Why exactly are private variables supposedly better than public variables??

The rule is not "keep all variables private" it's "don't make primitive things globally public". Encapsulation is hierarchical, and many classes with public variable should exist nested inside larger classes that then keep them private. Consider a 'string' class and the copy-on-write string data structure hidden inside it. That should have "public" variables, but the structure itself should be private to the string.

Much the same reason as a CD player usually has a couple of big buttons and switches on the front, which are documented in a manual, and the interesting electronics are all inside where you can't get at them. --Harri

Yep. And inside that CD player are gadgets made by subcontractors - transformer, laser, oscillator, etc. They plug into each other using standardized connectors, but each one also has private elements they keep secret from each other and from the CD player assembly company.

1. Because it helps people know how to use a product, if the stuff they don't need and shouldn't touch isn't mixed in with the important bits. Usually the data is not relevant, only a few operations which you can perform on the data.

This also implies style issues, such as all public methods should be at the top of a class, and the privates at the bottom, so readers don't have to scroll before getting what they need.

2. Because you don't want to field support calls from people who broke your product by playing with its insides.

Including support calls from yourself.

3. Because you want to be able to bring out Product Version 2, with the same buttons on the front, but with the electronics changed, and nobody should notice the difference.

And because you want the one version of the product to internally use Derived Class number 2 instead of number 1, like a drill can change its bit. Polymorphism needs the LiskovSubstitutionPrinciple to work cleanly, and this needs language support in the form of interfaces and encapsulation. --PhlIp

No, a language does not require support for "interfaces and encapsulation" to provide for sound, hierarchical, encapsulated code. You are assuming too much when you assume FunctionPointersInaCeeStructStyleOop? (that is, C++, Java, Ruby, Python, etc.). --CraigEverett?

I would strongly argue in favor of "keep all variables private." Having class variables modified by both a base and derived class is often a sign of a bad class hierarchy. Neither the base nor derived class is fully responsible for the data and confusion reigns. Do all of the accesses to a variable within a single class and you will simplify your software. -- WayneMack

Here's the string example:

	class String {
		struct Storage {
			char  *string;
			int    referenceCount;

Storage is not a base class. It's an implementation detail of String. --PhlIp

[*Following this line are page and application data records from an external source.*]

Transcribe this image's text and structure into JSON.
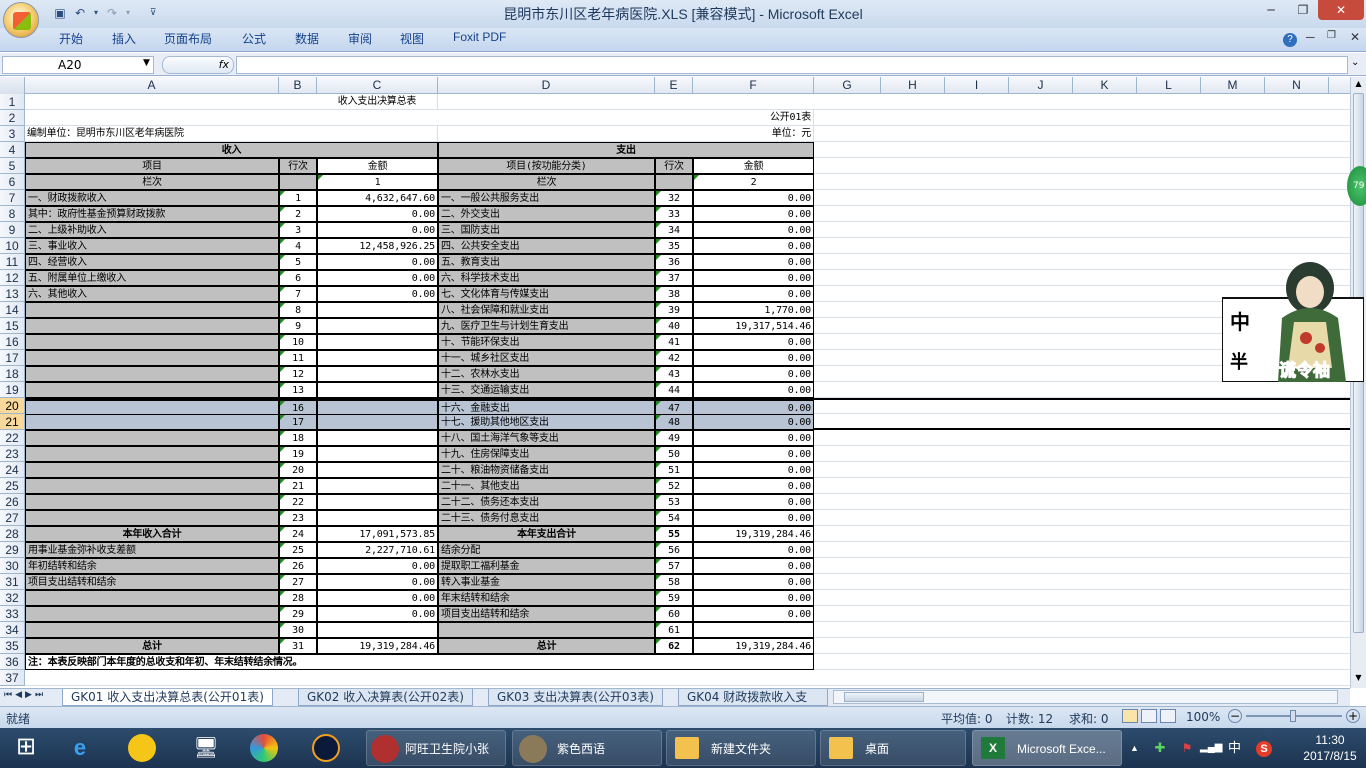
{
  "window": {
    "title": "昆明市东川区老年病医院.XLS  [兼容模式] - Microsoft Excel"
  },
  "ribbon": {
    "tabs": [
      "开始",
      "插入",
      "页面布局",
      "公式",
      "数据",
      "审阅",
      "视图",
      "Foxit PDF"
    ]
  },
  "formula_bar": {
    "name_box": "A20",
    "fx": "fx",
    "content": ""
  },
  "columns": [
    "A",
    "B",
    "C",
    "D",
    "E",
    "F",
    "G",
    "H",
    "I",
    "J",
    "K",
    "L",
    "M",
    "N"
  ],
  "sheet": {
    "title": "收入支出决算总表",
    "form_no": "公开01表",
    "unit_label": "单位：元",
    "org": "编制单位：昆明市东川区老年病医院",
    "income_header": "收入",
    "expense_header": "支出",
    "col_item": "项目",
    "col_line": "行次",
    "col_amount": "金额",
    "col_item_func": "项目(按功能分类)",
    "col_lanci": "栏次",
    "col_num1": "1",
    "col_num2": "2",
    "rows": [
      {
        "a": "一、财政拨款收入",
        "b": "1",
        "c": "4,632,647.60",
        "d": "一、一般公共服务支出",
        "e": "32",
        "f": "0.00"
      },
      {
        "a": "   其中：政府性基金预算财政拨款",
        "b": "2",
        "c": "0.00",
        "d": "二、外交支出",
        "e": "33",
        "f": "0.00"
      },
      {
        "a": "二、上级补助收入",
        "b": "3",
        "c": "0.00",
        "d": "三、国防支出",
        "e": "34",
        "f": "0.00"
      },
      {
        "a": "三、事业收入",
        "b": "4",
        "c": "12,458,926.25",
        "d": "四、公共安全支出",
        "e": "35",
        "f": "0.00"
      },
      {
        "a": "四、经营收入",
        "b": "5",
        "c": "0.00",
        "d": "五、教育支出",
        "e": "36",
        "f": "0.00"
      },
      {
        "a": "五、附属单位上缴收入",
        "b": "6",
        "c": "0.00",
        "d": "六、科学技术支出",
        "e": "37",
        "f": "0.00"
      },
      {
        "a": "六、其他收入",
        "b": "7",
        "c": "0.00",
        "d": "七、文化体育与传媒支出",
        "e": "38",
        "f": "0.00"
      },
      {
        "a": "",
        "b": "8",
        "c": "",
        "d": "八、社会保障和就业支出",
        "e": "39",
        "f": "1,770.00"
      },
      {
        "a": "",
        "b": "9",
        "c": "",
        "d": "九、医疗卫生与计划生育支出",
        "e": "40",
        "f": "19,317,514.46"
      },
      {
        "a": "",
        "b": "10",
        "c": "",
        "d": "十、节能环保支出",
        "e": "41",
        "f": "0.00"
      },
      {
        "a": "",
        "b": "11",
        "c": "",
        "d": "十一、城乡社区支出",
        "e": "42",
        "f": "0.00"
      },
      {
        "a": "",
        "b": "12",
        "c": "",
        "d": "十二、农林水支出",
        "e": "43",
        "f": "0.00"
      },
      {
        "a": "",
        "b": "13",
        "c": "",
        "d": "十三、交通运输支出",
        "e": "44",
        "f": "0.00"
      },
      {
        "a": "",
        "b": "16",
        "c": "",
        "d": "十六、金融支出",
        "e": "47",
        "f": "0.00"
      },
      {
        "a": "",
        "b": "17",
        "c": "",
        "d": "十七、援助其他地区支出",
        "e": "48",
        "f": "0.00"
      },
      {
        "a": "",
        "b": "18",
        "c": "",
        "d": "十八、国土海洋气象等支出",
        "e": "49",
        "f": "0.00"
      },
      {
        "a": "",
        "b": "19",
        "c": "",
        "d": "十九、住房保障支出",
        "e": "50",
        "f": "0.00"
      },
      {
        "a": "",
        "b": "20",
        "c": "",
        "d": "二十、粮油物资储备支出",
        "e": "51",
        "f": "0.00"
      },
      {
        "a": "",
        "b": "21",
        "c": "",
        "d": "二十一、其他支出",
        "e": "52",
        "f": "0.00"
      },
      {
        "a": "",
        "b": "22",
        "c": "",
        "d": "二十二、债务还本支出",
        "e": "53",
        "f": "0.00"
      },
      {
        "a": "",
        "b": "23",
        "c": "",
        "d": "二十三、债务付息支出",
        "e": "54",
        "f": "0.00"
      },
      {
        "a": "本年收入合计",
        "b": "24",
        "c": "17,091,573.85",
        "d": "本年支出合计",
        "e": "55",
        "f": "19,319,284.46",
        "bold": true
      },
      {
        "a": "    用事业基金弥补收支差额",
        "b": "25",
        "c": "2,227,710.61",
        "d": "     结余分配",
        "e": "56",
        "f": "0.00"
      },
      {
        "a": "    年初结转和结余",
        "b": "26",
        "c": "0.00",
        "d": "       提取职工福利基金",
        "e": "57",
        "f": "0.00"
      },
      {
        "a": "      项目支出结转和结余",
        "b": "27",
        "c": "0.00",
        "d": "       转入事业基金",
        "e": "58",
        "f": "0.00"
      },
      {
        "a": "",
        "b": "28",
        "c": "0.00",
        "d": "     年末结转和结余",
        "e": "59",
        "f": "0.00"
      },
      {
        "a": "",
        "b": "29",
        "c": "0.00",
        "d": "       项目支出结转和结余",
        "e": "60",
        "f": "0.00"
      },
      {
        "a": "",
        "b": "30",
        "c": "",
        "d": "",
        "e": "61",
        "f": ""
      },
      {
        "a": "总计",
        "b": "31",
        "c": "19,319,284.46",
        "d": "总计",
        "e": "62",
        "f": "19,319,284.46",
        "bold": true
      }
    ],
    "note": "注：本表反映部门本年度的总收支和年初、年末结转结余情况。"
  },
  "row_numbers": [
    "1",
    "2",
    "3",
    "4",
    "5",
    "6",
    "7",
    "8",
    "9",
    "10",
    "11",
    "12",
    "13",
    "14",
    "15",
    "16",
    "17",
    "18",
    "19",
    "20",
    "21",
    "22",
    "23",
    "24",
    "25",
    "26",
    "27",
    "28",
    "29",
    "30",
    "31",
    "32",
    "33",
    "34",
    "35",
    "36",
    "37"
  ],
  "sheet_tabs": [
    "GK01 收入支出决算总表(公开01表)",
    "GK02 收入决算表(公开02表)",
    "GK03 支出决算表(公开03表)",
    "GK04 财政拨款收入支"
  ],
  "status": {
    "ready": "就绪",
    "avg": "平均值: 0",
    "count": "计数: 12",
    "sum": "求和: 0",
    "zoom": "100%"
  },
  "taskbar": {
    "items": [
      "阿旺卫生院小张",
      "紫色西语",
      "新建文件夹",
      "桌面",
      "Microsoft Exce..."
    ],
    "time": "11:30",
    "date": "2017/8/15",
    "ime": "中"
  },
  "sticker": {
    "text1": "中",
    "text2": "半",
    "text3": "嗜谎令袖"
  },
  "badge": "79"
}
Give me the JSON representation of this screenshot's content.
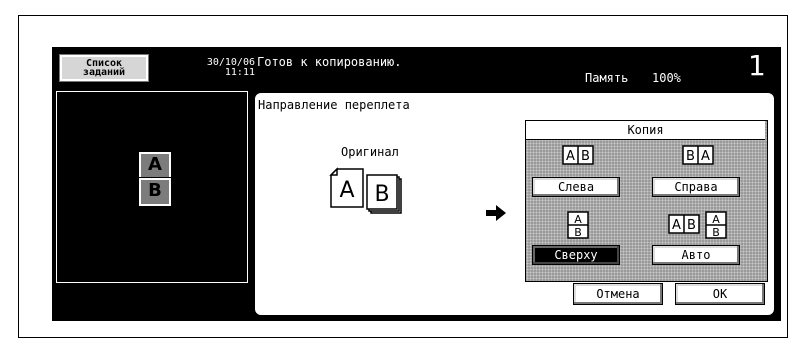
{
  "header": {
    "job_list_label": "Список заданий",
    "date": "30/10/06",
    "time": "11:11",
    "status": "Готов к копированию.",
    "memory_label": "Память",
    "memory_value": "100%",
    "copies": "1"
  },
  "preview": {
    "page1": "A",
    "page2": "B"
  },
  "panel": {
    "title": "Направление переплета",
    "original_label": "Оригинал",
    "original_pages": [
      "A",
      "B"
    ],
    "copy_header": "Копия",
    "options": [
      {
        "label": "Слева",
        "icon": "left-bind-icon",
        "selected": false
      },
      {
        "label": "Справа",
        "icon": "right-bind-icon",
        "selected": false
      },
      {
        "label": "Сверху",
        "icon": "top-bind-icon",
        "selected": true
      },
      {
        "label": "Авто",
        "icon": "auto-bind-icon",
        "selected": false
      }
    ],
    "icon_letters": {
      "a": "A",
      "b": "B"
    },
    "cancel_label": "Отмена",
    "ok_label": "OK"
  }
}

Are there AlternativesToHierarchicalEncapsulation? Can we make the concept of classes distinct from interfaces?

See Also: LawOfDemeter, EncapsulationDefinition, TreeOrientedPerspective

View edit of October 12, 2013 or FindPage with title or text search